To make your yard attractive to more than one feisty, extremely vocal, and gluttonous hummingbird, equip it with more than one feeder. Hang your feeders at 10 feet intervals and you'll attract hummers with a wide range of personalities to your yard. Experts tend to agree that the flying saucer-shaped feeders are your best bet. They're easy to clean and refill, and the sugar water is usually safely out of the reach of bees and wasps — but still within reach of the long tongue of the hummer. However, you also can't go wrong with a classic glass bottle feeder.

Your feeders are in the wrong location

So, you've hung multiple feeders and the hummingbirds are still keeping their distance — it's probably because you've hung them in the wrong location. To ensure our little feathered friends become frequent visitors, ensure you hang the feeders as close to any flowers in your yard as possible. Also, hang them in areas that are sheltered and where the birds can feel safe. Hummers do not want to feed in a barren and open space where they can be attacked from all angles. They will also need plenty of the perching places that nearby trees and shrubs provide.

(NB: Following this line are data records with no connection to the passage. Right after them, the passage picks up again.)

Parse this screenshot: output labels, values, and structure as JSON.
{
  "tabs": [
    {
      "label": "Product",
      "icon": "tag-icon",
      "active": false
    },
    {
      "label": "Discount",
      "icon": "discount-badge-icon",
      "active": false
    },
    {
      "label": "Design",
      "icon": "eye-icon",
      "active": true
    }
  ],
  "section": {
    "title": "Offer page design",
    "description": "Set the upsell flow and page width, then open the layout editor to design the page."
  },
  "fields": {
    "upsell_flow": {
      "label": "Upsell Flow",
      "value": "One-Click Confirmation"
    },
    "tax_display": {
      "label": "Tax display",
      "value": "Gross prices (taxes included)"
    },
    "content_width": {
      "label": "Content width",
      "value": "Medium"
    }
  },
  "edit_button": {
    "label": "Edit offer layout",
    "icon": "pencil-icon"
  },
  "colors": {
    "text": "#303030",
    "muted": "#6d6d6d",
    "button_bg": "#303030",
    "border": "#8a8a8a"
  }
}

Do not place the feeders in direct sunlight because the shade will help the nectar last longer. Finally, the reason everyone wants to entice hummingbirds to their yard is because it is such a joy to watch their antics. Remember to place the feeders in a place that is visible from the comfort of your own home.

You hung the feeders during the wrong time of year

Each spring and fall the majority of hummingbirds fly thousands of miles and burn vast reserves of energy to get where they need to be. If that place turns out to be your yard, you better ensure you have plenty of feeders stocked with some freshly-made nectar ahead of their arrival. From a hummer's point of view, it's a much-appreciated welcome feast after a hard road traveled. Think of your yard as a hummingbird hotel and a full feeder as a red carpet. If your yard has no vacancies, they'll waste no time in moving on to the next one.

The same rule applies in the fall when the hummingbirds are packing up their bags and preparing for the great exodus. Don't be in a rush to take down the feeders because you have hummers who still rely on them. On a final note, always change the sugar water in your feeders before it ferments and goes bad. Rotten nectar is a natural repellant for hummers and will see them flying for the nearest exit. Cloudy nectar that has floating insects in it is a dead giveaway that it's time for change. Always thoroughly wash your feeders at the same time as you change the sugar water. Washing your feeders is important because it removes any lingering mold or impurities that could lead to a build-up of bacteria. Follow these tips and your yard will soon become a haven for hummingbirds.